Poets who may be thinking of emulating my vulgarity and gambling a few pounds on an advert may be interested in the results I’ve obtained so far – a fee paid in advance for one reading, vague promises of others and tentative calls from a couple of agents. The situation has also had its comic fringe benefits. One caller who wasn’t eager to give her name rang to tell me what a wonderful firm Chatto and Windus is! Another, presumably not an ‘enterprising agent’ or poetry reading organiser, simply breathed – at first. A budgie was chirping merrily in the background. I have visions of the bird betraying him to his wife (or mother?) by saying: ‘I’ve got a nine-inch cock. Do you want to hear me come?’ Who wouldn’t advertise in a paper that has such a choice and varied readership?

Fiona Pitt-Kethley
St Leonards, East Sussex


Being one of the few natives who can read, I was deeply surprised by Professor MacGregor-Hastie’s nasty letter in the LRB (Letters, 4 August). For the most part his statements are either false or fantastic. In 1985 there were nearly 1,600,000 illiterates in a population of 52,500,000 people; in 1981 58.9 per cent of the population owned his home; 13.6 per cent of the houses had no ‘indoor sanitation’, as MacGregor-Hastie calls it; a full professor earns from four to six millions per month (and in the last years no position was cancelled by the Government); in 1985 the gross national income was 680.530 billions of lire and the gross national saving was 121.557 billions of lire. And so on. I don’t bother to answer the more grotesque assertions. The English reader can find a fair presentation of today’s Italy both in La Palombara and in Italian Labyrinth by John Haycraft. To be sure, I have repeated what the official statistics say. MacGregor-Hastie does not believe in Italian statistics: but were did he find his figures? Has he personally checked everything? If he would care to stop reading Barzini’s old book and to look around him when living here, he might find some startling and disturbing evidence. MacGregor-Hastie likes Italy, but generally dislikes Italians, and it seems all too clear that he has problems in building a positive relationship with his wife’s Italian parents, relatives and friends. Nobody here would feel deprived if he decided to spend his free time elsewhere.
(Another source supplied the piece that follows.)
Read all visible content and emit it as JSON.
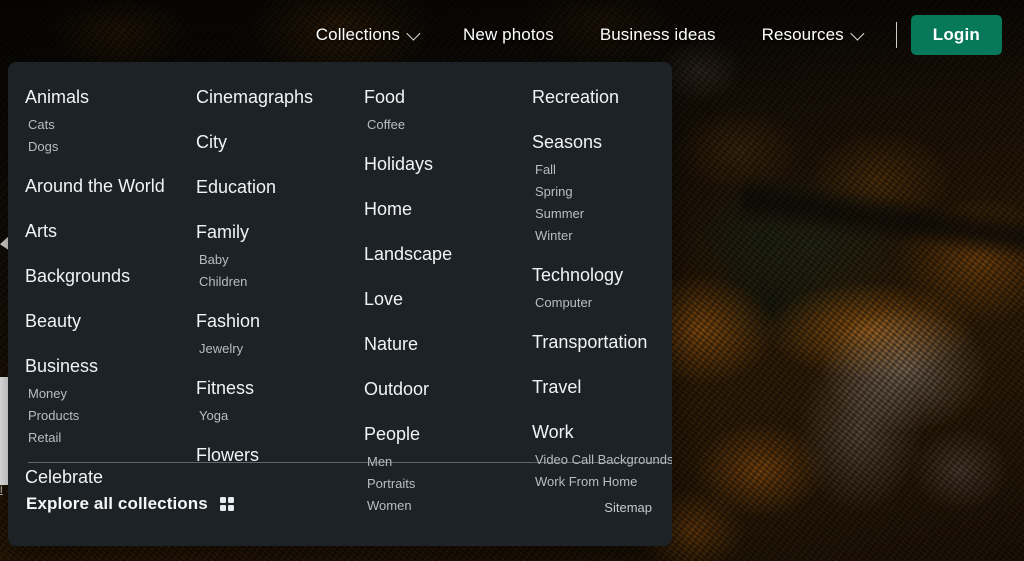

Carlo Natali
Padua, Italy


I write as a long-standing and contented subscriber to the London Review, which lights up my retirement very pleasantly once a fortnight. I make no pretence of being an Eng Lang or Eng Lit expert, though my job has always involved the use of words – I ended up as a draftsman of statutory instruments. One little perplexity keeps coming to me: namely, the growing use of the expression ‘self-deprecating’. It is used by Patrick Parrinder in the 7 July issue. Up till about 1950, reputable writers used only ‘self-depreciating’ and ‘self-depreciation’. Why did ‘-deprecating’ creep in? And how do I set about ‘deprecating’ myself, if I want to?

Alastair Ross
London W5

Read anywhere with the London Review of Books app, available now from the App Store for Apple devices, Google Play for Android devices and Amazon for your Kindle Fire.

Sign up to our newsletter

For highlights from the latest issue, our archive and the blog, as well as news, events and exclusive promotions.

Newsletter Preferences